Stress induces hormonal changes, increases blood pressure (BP) and heart rate (HR), decreases immune function, and increases gastrointestinal distress. Physiological and psychological responses to stress differ between individuals and are affected by gender, exercise, eating and sleep habits, caffeine use, and relationship status. This study assessed how goal setting behavior affects the cardiovascular responses to stress. We investigated the BP and HR responses of 38 first-year medical students to scheduled examinations in the medical physiology course. We employed a survey assessing individual academic goals and whether goal-oriented aspirations altered the cardiovascular responses to stress. In addition, the survey qualitatively assessed several social habits of the participants which have been suggested as influential in stress responses. Exam stress increased (p<.05) the systolic BP (2.2±0.8mmHg), mean arterial pressure (4.0±1.3mmHg), and HR (8.0±1.4bpm) compared to non-exam days.
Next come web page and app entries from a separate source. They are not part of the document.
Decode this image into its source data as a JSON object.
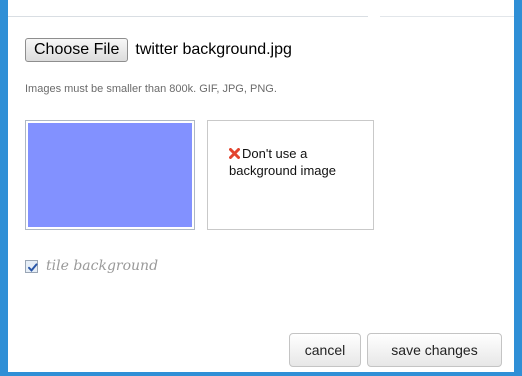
{
  "file_input": {
    "button_label": "Choose File",
    "file_name": "twitter background.jpg"
  },
  "hint_text": "Images must be smaller than 800k. GIF, JPG, PNG.",
  "preview": {
    "swatch_color": "#8291ff"
  },
  "no_background_option": {
    "label": "Don't use a background image",
    "icon": "red-x-icon"
  },
  "tile_background": {
    "label": "tile background",
    "checked": true
  },
  "actions": {
    "cancel_label": "cancel",
    "save_label": "save changes"
  },
  "colors": {
    "frame": "#2f8fd6"
  }
}
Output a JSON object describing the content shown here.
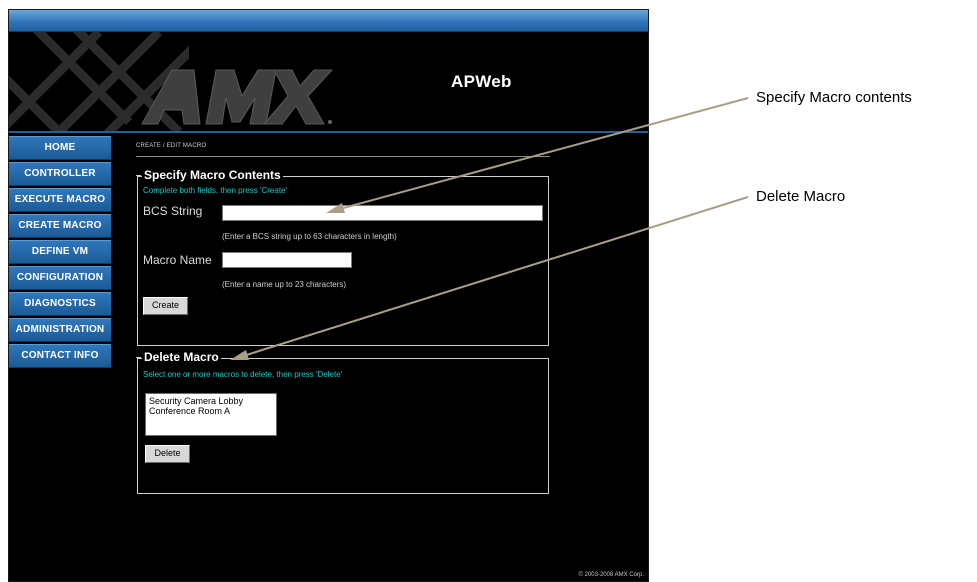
{
  "app": {
    "title": "APWeb",
    "logo_text": "AMX",
    "copyright": "© 2003-2008 AMX Corp."
  },
  "nav": {
    "items": [
      {
        "label": "HOME"
      },
      {
        "label": "CONTROLLER"
      },
      {
        "label": "EXECUTE MACRO"
      },
      {
        "label": "CREATE MACRO"
      },
      {
        "label": "DEFINE VM"
      },
      {
        "label": "CONFIGURATION"
      },
      {
        "label": "DIAGNOSTICS"
      },
      {
        "label": "ADMINISTRATION"
      },
      {
        "label": "CONTACT INFO"
      }
    ]
  },
  "breadcrumb": "CREATE / EDIT MACRO",
  "specify": {
    "legend": "Specify Macro Contents",
    "instruction": "Complete both fields, then press 'Create'",
    "bcs_label": "BCS String",
    "bcs_value": "",
    "bcs_hint": "(Enter a BCS string up to 63 characters in length)",
    "name_label": "Macro Name",
    "name_value": "",
    "name_hint": "(Enter a name up to 23 characters)",
    "create_button": "Create"
  },
  "delete": {
    "legend": "Delete Macro",
    "instruction": "Select one or more macros to delete, then press 'Delete'",
    "macros": [
      "Security Camera Lobby",
      "Conference Room A"
    ],
    "delete_button": "Delete"
  },
  "callouts": {
    "specify": "Specify Macro contents",
    "delete": "Delete Macro"
  },
  "colors": {
    "nav_blue": "#1b5a98",
    "accent_cyan": "#1fc6c6",
    "callout_line": "#a89f86"
  }
}
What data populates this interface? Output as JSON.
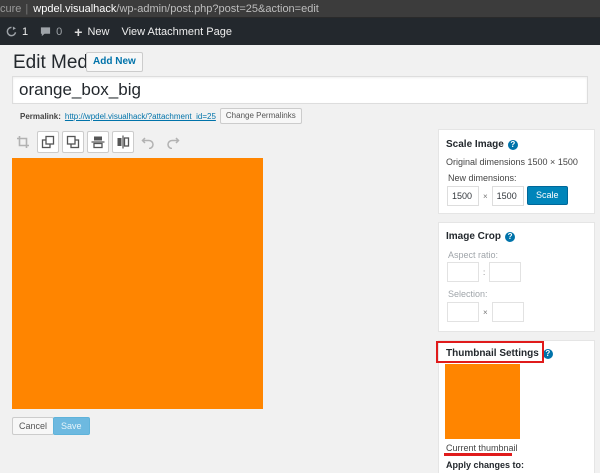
{
  "browser": {
    "security_text": "cure",
    "host": "wpdel.visualhack",
    "path": "/wp-admin/post.php?post=25&action=edit"
  },
  "admin_bar": {
    "updates_count": "1",
    "comments_count": "0",
    "new_label": "New",
    "view_label": "View Attachment Page"
  },
  "page": {
    "heading": "Edit Media",
    "add_new_label": "Add New",
    "title_value": "orange_box_big",
    "permalink_label": "Permalink:",
    "permalink_url": "http://wpdel.visualhack/?attachment_id=25",
    "change_permalinks_label": "Change Permalinks"
  },
  "editor": {
    "tools": [
      "crop-icon",
      "rotate-left-icon",
      "rotate-right-icon",
      "flip-vertical-icon",
      "flip-horizontal-icon",
      "undo-icon",
      "redo-icon"
    ],
    "image_color": "#ff8500",
    "cancel_label": "Cancel",
    "save_label": "Save"
  },
  "scale_image": {
    "title": "Scale Image",
    "original_text": "Original dimensions 1500 × 1500",
    "new_dimensions_label": "New dimensions:",
    "width_value": "1500",
    "height_value": "1500",
    "times_symbol": "×",
    "scale_label": "Scale"
  },
  "image_crop": {
    "title": "Image Crop",
    "aspect_ratio_label": "Aspect ratio:",
    "ratio_separator": ":",
    "selection_label": "Selection:",
    "times_symbol": "×"
  },
  "thumbnail": {
    "title": "Thumbnail Settings",
    "current_label": "Current thumbnail",
    "apply_label": "Apply changes to:",
    "highlight_color": "#e01b1b"
  },
  "colors": {
    "accent": "#0073aa",
    "primary_button": "#0085ba",
    "admin_bar": "#23282d",
    "background": "#f1f1f1"
  }
}
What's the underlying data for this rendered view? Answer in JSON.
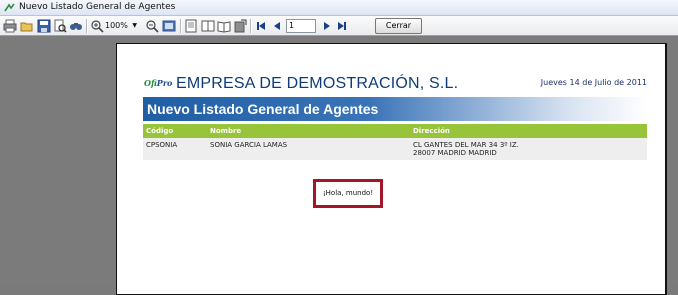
{
  "window": {
    "title": "Nuevo Listado General de Agentes"
  },
  "toolbar": {
    "icons": [
      "print-icon",
      "open-icon",
      "save-icon",
      "print-preview-icon",
      "find-icon",
      "zoom-in-icon",
      "zoom-out-icon",
      "single-page-icon",
      "fit-width-icon",
      "multi-page-icon",
      "export-icon",
      "first-page-icon",
      "prev-page-icon",
      "next-page-icon",
      "last-page-icon"
    ],
    "zoom": "100%",
    "page": "1",
    "close_label": "Cerrar"
  },
  "report": {
    "logo": {
      "part1": "Ofi",
      "part2": "Pro"
    },
    "company": "EMPRESA DE DEMOSTRACIÓN, S.L.",
    "date": "Jueves 14 de Julio de 2011",
    "title": "Nuevo Listado General de Agentes",
    "columns": {
      "code": "Código",
      "name": "Nombre",
      "address": "Dirección"
    },
    "rows": [
      {
        "code": "CPSONIA",
        "name": "SONIA GARCIA LAMAS",
        "address_line1": "CL GANTES DEL MAR 34 3º IZ.",
        "address_line2": "28007 MADRID MADRID"
      }
    ],
    "hello": "¡Hola, mundo!"
  },
  "colors": {
    "accent_green": "#98c43a",
    "banner_blue": "#1f5ea5",
    "highlight_red": "#a3162a"
  }
}
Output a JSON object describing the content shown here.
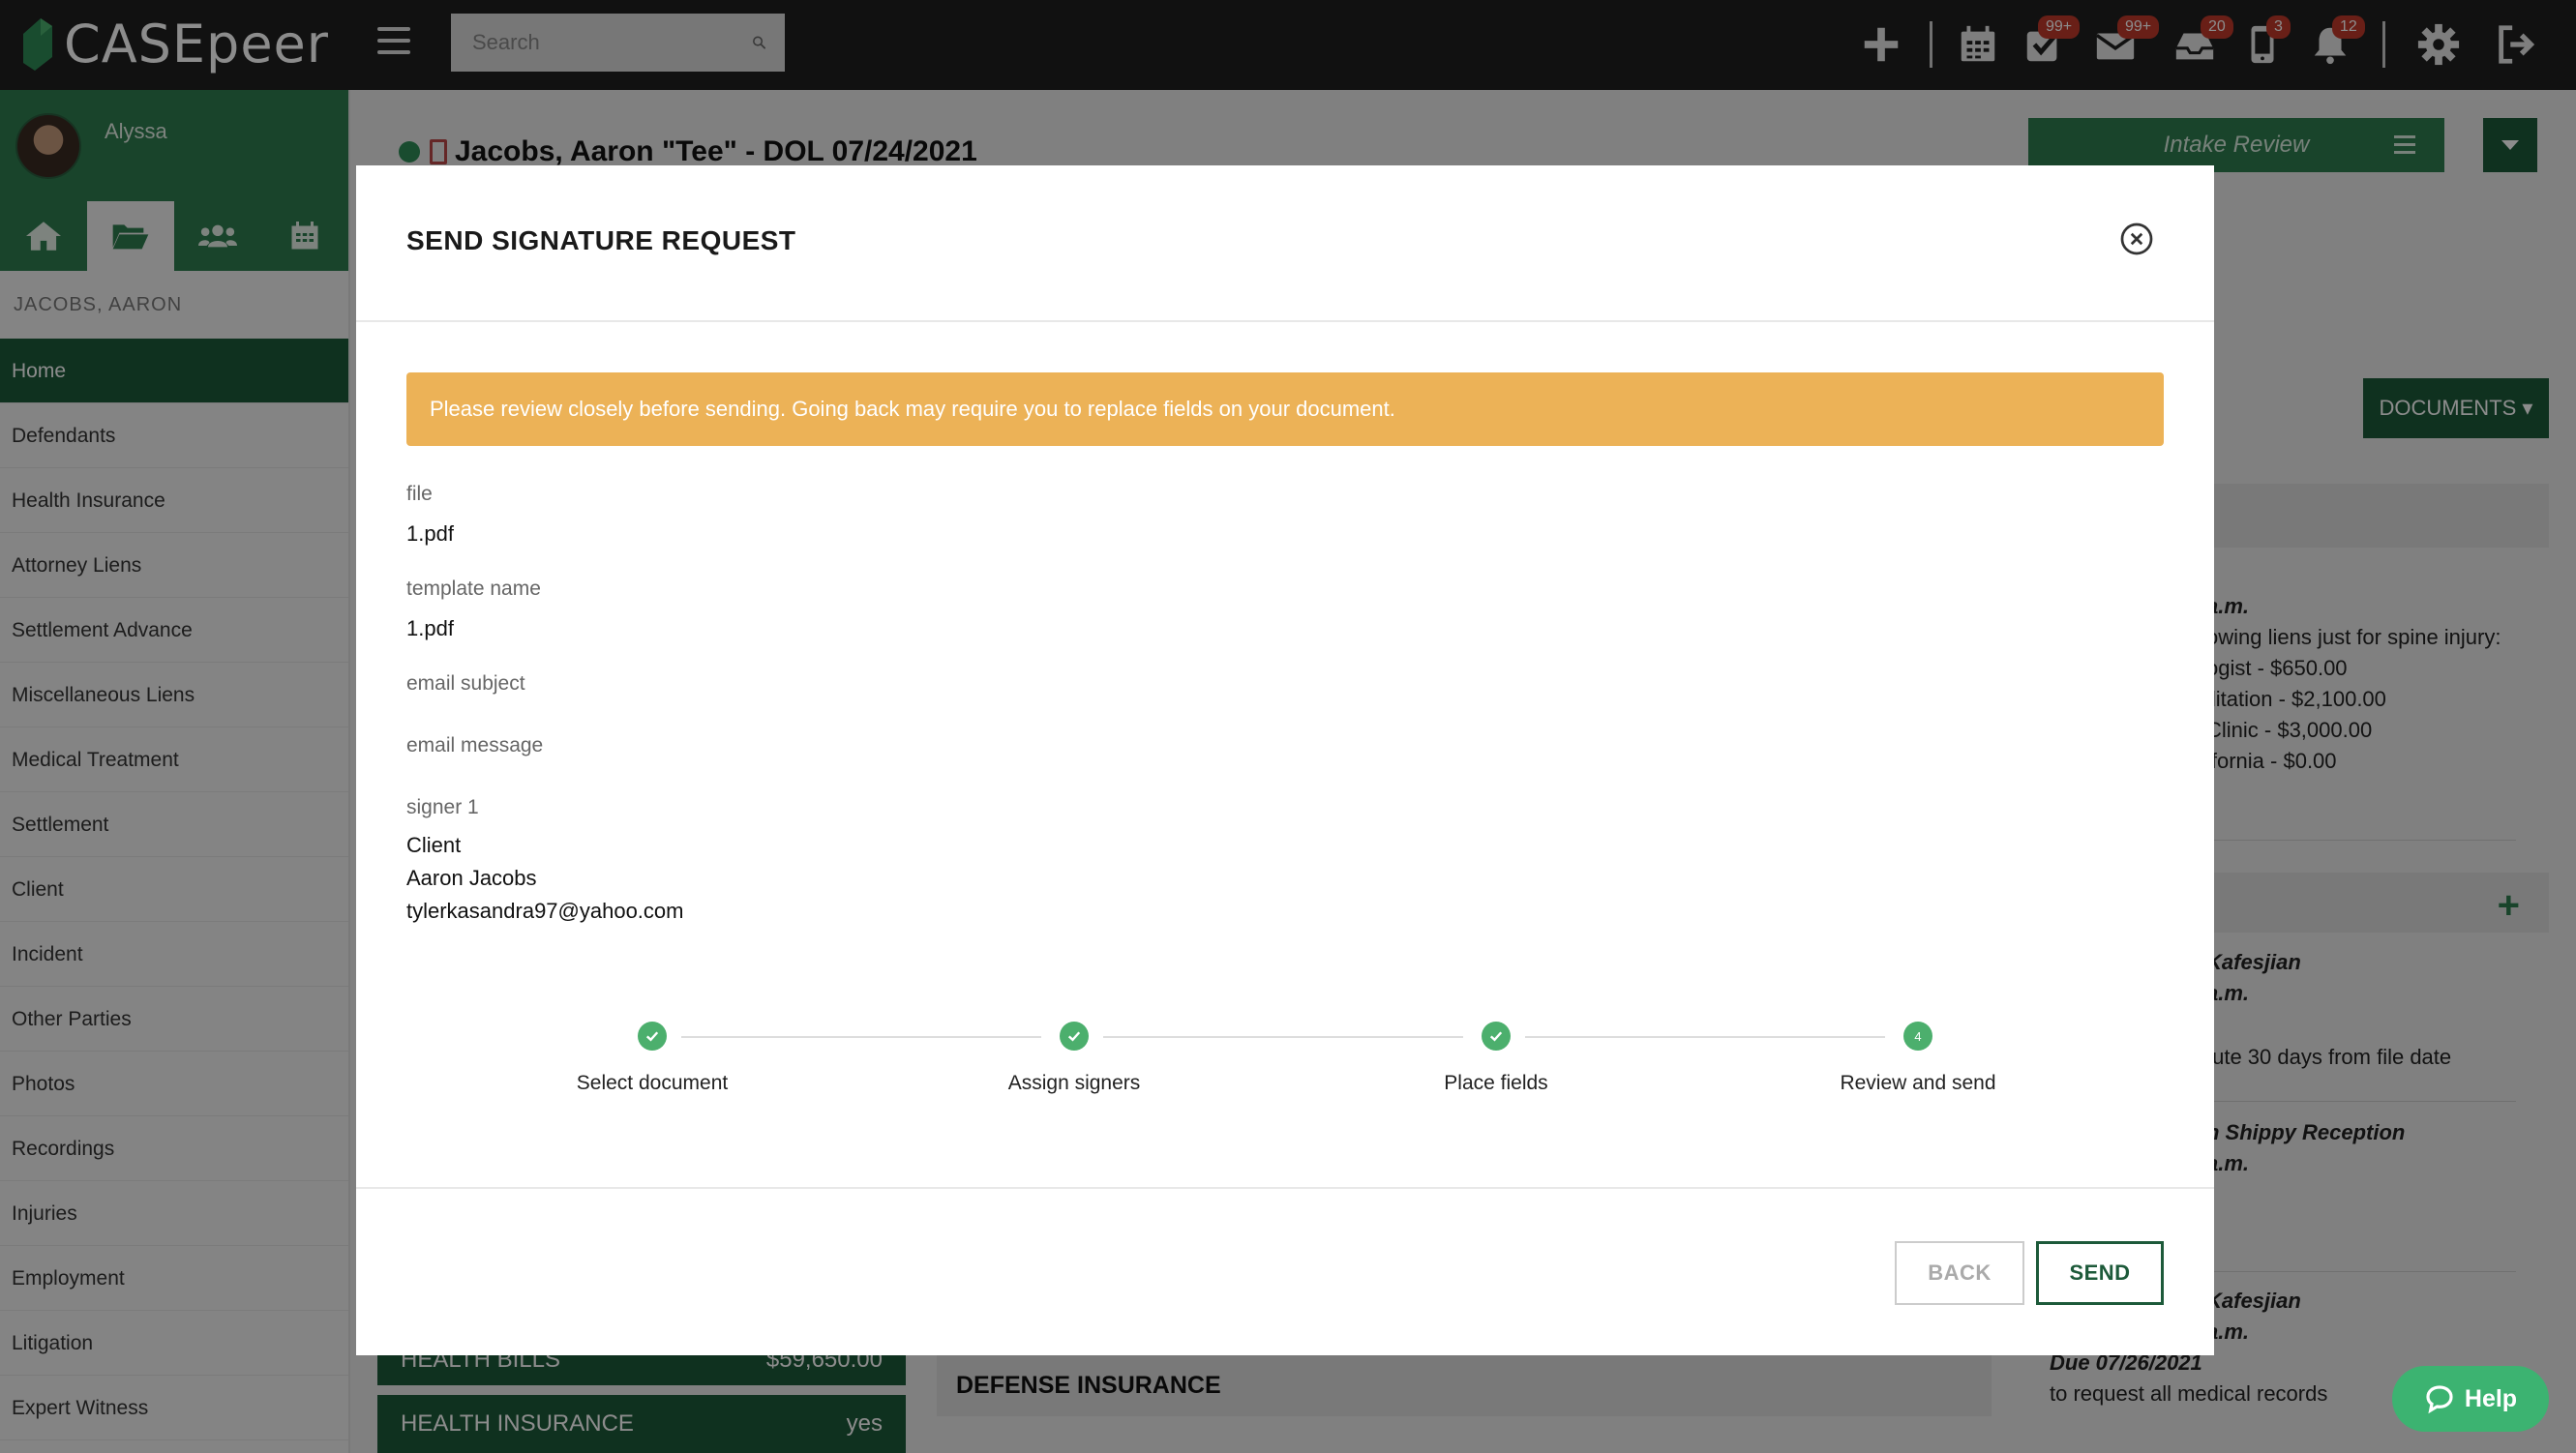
{
  "app": {
    "logo_text": "CASEpeer",
    "search_placeholder": "Search"
  },
  "topbar": {
    "badges": {
      "tasks": "99+",
      "mail": "99+",
      "inbox": "20",
      "phone": "3",
      "notifications": "12"
    }
  },
  "sidebar": {
    "username": "Alyssa",
    "case_label": "JACOBS, AARON",
    "items": [
      "Home",
      "Defendants",
      "Health Insurance",
      "Attorney Liens",
      "Settlement Advance",
      "Miscellaneous Liens",
      "Medical Treatment",
      "Settlement",
      "Client",
      "Incident",
      "Other Parties",
      "Photos",
      "Recordings",
      "Injuries",
      "Employment",
      "Litigation",
      "Expert Witness"
    ]
  },
  "page": {
    "case_title": "Jacobs, Aaron \"Tee\" - DOL 07/24/2021",
    "intake_review": "Intake Review",
    "documents_button": "DOCUMENTS ▾",
    "right_panel": {
      "fragments": [
        "a.m.",
        "owing liens just for spine injury:",
        "ogist - $650.00",
        "ilitation - $2,100.00",
        "Clinic - $3,000.00",
        "ifornia - $0.00",
        "Kafesjian",
        "a.m.",
        "tute 30 days from file date",
        "h Shippy Reception",
        "a.m.",
        "Kafesjian",
        "a.m.",
        "Due 07/26/2021",
        "to request all medical records"
      ]
    },
    "health_bills_label": "HEALTH BILLS",
    "health_bills_value": "$59,650.00",
    "health_insurance_label": "HEALTH INSURANCE",
    "health_insurance_value": "yes",
    "defense_insurance": "DEFENSE INSURANCE",
    "help_label": "Help"
  },
  "modal": {
    "title": "SEND SIGNATURE REQUEST",
    "warning": "Please review closely before sending. Going back may require you to replace fields on your document.",
    "fields": {
      "file_label": "file",
      "file_value": "1.pdf",
      "template_label": "template name",
      "template_value": "1.pdf",
      "email_subject_label": "email subject",
      "email_message_label": "email message",
      "signer_label": "signer 1",
      "signer_role": "Client",
      "signer_name": "Aaron Jacobs",
      "signer_email": "tylerkasandra97@yahoo.com"
    },
    "steps": [
      {
        "label": "Select document",
        "state": "done"
      },
      {
        "label": "Assign signers",
        "state": "done"
      },
      {
        "label": "Place fields",
        "state": "done"
      },
      {
        "label": "Review and send",
        "state": "current",
        "number": "4"
      }
    ],
    "back_label": "BACK",
    "send_label": "SEND"
  },
  "colors": {
    "brand_green": "#2e7d4f",
    "dark_green": "#1d5a3a",
    "warning": "#ecb257",
    "step_done": "#4caf6d",
    "badge_red": "#c0392b"
  }
}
The change in diastolic BP (1.4±0.8mmHg) was not significant (p>.05). The greatest increase in exam day HR occurred in those students who self-reported wanting to achieve Honors (H) (8.2bpm). In conclusion, this study shows that even in healthy, young adults, goal setting behavior augments acute stress levels as measured by the cardiovascular markers of heart rate and blood pressure.
|Original language||English (US)|
|Journal||Journal of Investigative Medicine|
|State||Published - Feb 1999|
ASJC Scopus subject areas
- Biochemistry, Genetics and Molecular Biology(all)